A defensive driving course may be a mandatory part of your court order. Defensive driving courses are quite informative, and you may be required to enroll in one, attend classes, and pass the final exam before you can move forward. Another benefit of a defensive driving course is that it may make it easier to find affordable SR-22 insurance — both the court and potential insurers may see you as more likely to practice safe driving techniques after taking one. This means less risk and, hopefully, lower premiums.

We also recommend checking out different DUI schools and learning more about organizations like MADD and SafeRide America. Make sure you know exactly what the state is requiring of you and take that next important step toward regaining your license.

Get Quotes From Different SR-22 Insurance Providers

Shopping around is the single most effective step in finding cheap SR-22 insurance in California. You will find that different insurers may offer significantly different premium rates. You may also find some insurers are more flexible based on your charges and what steps you’re taking to get back on track.

Before your license is given back to you, you will need to have SR-22 insurance in place. Because the insurance company has to fill this form out for you and deliver it to the DMV, this means the first step will be signing up for insurance. Search online for a company that builds its insurance policy around your needs and delivers competitive rates. SR-22 Adviser is here to help you find the best rates.

Pay the Fees All at Once or Set Up a Payment Plan

You will need to pay your court fees — ignoring them will only delay your problems and make them worse. If you cannot afford to pay them all at once, you can set up a payment plan to pay them back over time.

How Long Does an SR-22 Last on My Record?
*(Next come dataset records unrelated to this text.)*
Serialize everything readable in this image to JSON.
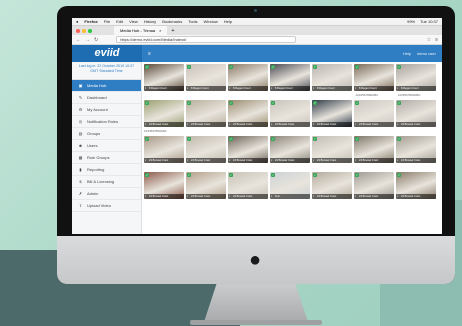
{
  "menubar": {
    "app": "Firefox",
    "items": [
      "File",
      "Edit",
      "View",
      "History",
      "Bookmarks",
      "Tools",
      "Window",
      "Help"
    ],
    "right_items": [
      "99%",
      "Tue 10:37"
    ]
  },
  "browser": {
    "tab_title": "Media Hub - Trimaa",
    "url": "https://demo.eviid.com/Media/Index#/",
    "nav_back": "←",
    "nav_forward": "→",
    "nav_reload": "↻",
    "menu_glyph": "≡",
    "star_glyph": "☆"
  },
  "app": {
    "logo": "eviid",
    "hamburger": "≡",
    "header_right": [
      "Help",
      "demo user"
    ],
    "last_login": "Last log in: 22 October 2019 10:37 GMT Standard Time"
  },
  "sidebar": {
    "items": [
      {
        "label": "Media Hub",
        "icon": "camera-icon",
        "glyph": "▣",
        "active": true
      },
      {
        "label": "Dashboard",
        "icon": "edit-icon",
        "glyph": "✎",
        "active": false
      },
      {
        "label": "My Account",
        "icon": "gear-icon",
        "glyph": "⚙",
        "active": false
      },
      {
        "label": "Notification Rules",
        "icon": "bell-icon",
        "glyph": "◎",
        "active": false
      },
      {
        "label": "Groups",
        "icon": "groups-icon",
        "glyph": "▤",
        "active": false
      },
      {
        "label": "Users",
        "icon": "users-icon",
        "glyph": "☻",
        "active": false
      },
      {
        "label": "Role Groups",
        "icon": "roles-icon",
        "glyph": "▦",
        "active": false
      },
      {
        "label": "Reporting",
        "icon": "chart-icon",
        "glyph": "▮",
        "active": false
      },
      {
        "label": "Bill & Licensing",
        "icon": "bill-icon",
        "glyph": "$",
        "active": false
      },
      {
        "label": "Admin",
        "icon": "wrench-icon",
        "glyph": "✗",
        "active": false
      },
      {
        "label": "Upload Video",
        "icon": "upload-icon",
        "glyph": "⇧",
        "active": false
      }
    ]
  },
  "media": {
    "rows": [
      {
        "thumbs": [
          {
            "caption": "8 Regent Court",
            "color": "#5a4a3a"
          },
          {
            "caption": "8 Regent Court",
            "color": "#c8c0b8"
          },
          {
            "caption": "8 Regent Court",
            "color": "#8a7a66"
          },
          {
            "caption": "8 Regent Court",
            "color": "#4a4a52"
          },
          {
            "caption": "8 Regent Court",
            "color": "#b8b4ae"
          },
          {
            "caption": "8 Regent Court",
            "color": "#7a6a58"
          },
          {
            "caption": "8 Regent Court",
            "color": "#a6a29c"
          }
        ],
        "labels": [
          "",
          "",
          "",
          "",
          "",
          "1234567890ABC",
          "1234567890ABC"
        ]
      },
      {
        "thumbs": [
          {
            "caption": "24 Brussel Crest",
            "color": "#9aa070"
          },
          {
            "caption": "24 Brussel Crest",
            "color": "#b8ae9c"
          },
          {
            "caption": "24 Brussel Crest",
            "color": "#9c8c70"
          },
          {
            "caption": "24 Brussel Crest",
            "color": "#c9c4bb"
          },
          {
            "caption": "24 Brussel Crest",
            "color": "#2e3a48"
          },
          {
            "caption": "24 Brussel Crest",
            "color": "#cbc7c0"
          },
          {
            "caption": "24 Brussel Crest",
            "color": "#b0aca5"
          }
        ],
        "labels": [
          "1234567890ABC",
          "",
          "",
          "",
          "",
          "",
          ""
        ]
      },
      {
        "thumbs": [
          {
            "caption": "24 Brussel Crest",
            "color": "#a89886"
          },
          {
            "caption": "24 Brussel Crest",
            "color": "#bfb8ab"
          },
          {
            "caption": "24 Brussel Crest",
            "color": "#6e6458"
          },
          {
            "caption": "24 Brussel Crest",
            "color": "#8a8478"
          },
          {
            "caption": "24 Brussel Crest",
            "color": "#c2bdb4"
          },
          {
            "caption": "24 Brussel Crest",
            "color": "#7d7466"
          },
          {
            "caption": "24 Brussel Crest",
            "color": "#a39d92"
          }
        ],
        "labels": [
          "",
          "",
          "",
          "",
          "",
          "",
          ""
        ]
      },
      {
        "thumbs": [
          {
            "caption": "24 Brussel Crest",
            "color": "#8c5a4a"
          },
          {
            "caption": "24 Brussel Crest",
            "color": "#b3a08a"
          },
          {
            "caption": "24 Brussel Crest",
            "color": "#c8c2b6"
          },
          {
            "caption": "Test",
            "color": "#cdd2d6"
          },
          {
            "caption": "24 Brussel Crest",
            "color": "#b3aa9c"
          },
          {
            "caption": "24 Brussel Crest",
            "color": "#9e9a92"
          },
          {
            "caption": "24 Brussel Crest",
            "color": "#8a7c6a"
          }
        ],
        "labels": [
          "",
          "",
          "",
          "",
          "",
          "",
          ""
        ]
      }
    ]
  },
  "colors": {
    "brand_blue": "#2f7dc2",
    "badge_green": "#3aa55a",
    "background": "#a8d8c8"
  }
}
In California, you are required to keep your SR-22 for at least three years. Canceling your insurance, lapsing when you switch carriers, or failing to pay for your premiums at any time during this period can cause your driver’s license to be immediately suspended. Remember that an SR-22 alerts the state to such changes.

What About Non-Owners SR-22 Insurance?

You can find a cheaper option if you qualify for non-owners SR-22 insurance, which is cheaper than regular SR-22 insurance in the state of California. A non-owners policy is the most affordable option for those seeking to get back on the road after a serious traffic crime. However, this type of insurance comes with a set of qualifiers that could affect your eligibility:

You Must Not Own a Car

After a serious conviction, many people sell their cars since they would otherwise be collecting dust and depreciating. In order to qualify for non-owners SR-22 insurance, you would need to have a friend or family member who is willing to lend you their car every so often to take care of certain necessities.

You Are Not Allowed to Live With Someone Who Owns a Car

Because insurers depend on you not driving frequently to make a non-owners SR-22 policy more affordable, you cannot have a car that’s too easily accessible in your household. That means you won’t qualify if a live-in family member or roommate owns a car. The lower price of non-owners insurance is due to lower risk for the insurer — if you’re on the road too much, your likelihood of being involved in an accident rises.

You Won’t Qualify If You Are Ordered to Use an Ignition Interlock Device

A mandate to use an ignition interlock device disqualifies you from being eligible for non-owners SR-22 insurance in California.

SR-22 Will Help You Find the Best SR-22 Insurance in California

SR-22 Adviser is here to help you find cheap, reliable SR-22 insurance in California. This means you can get back on the road and closer to putting this difficult period behind you. Get a quote from our insurance partners online or over the phone and start the important process of shopping for the best deal available.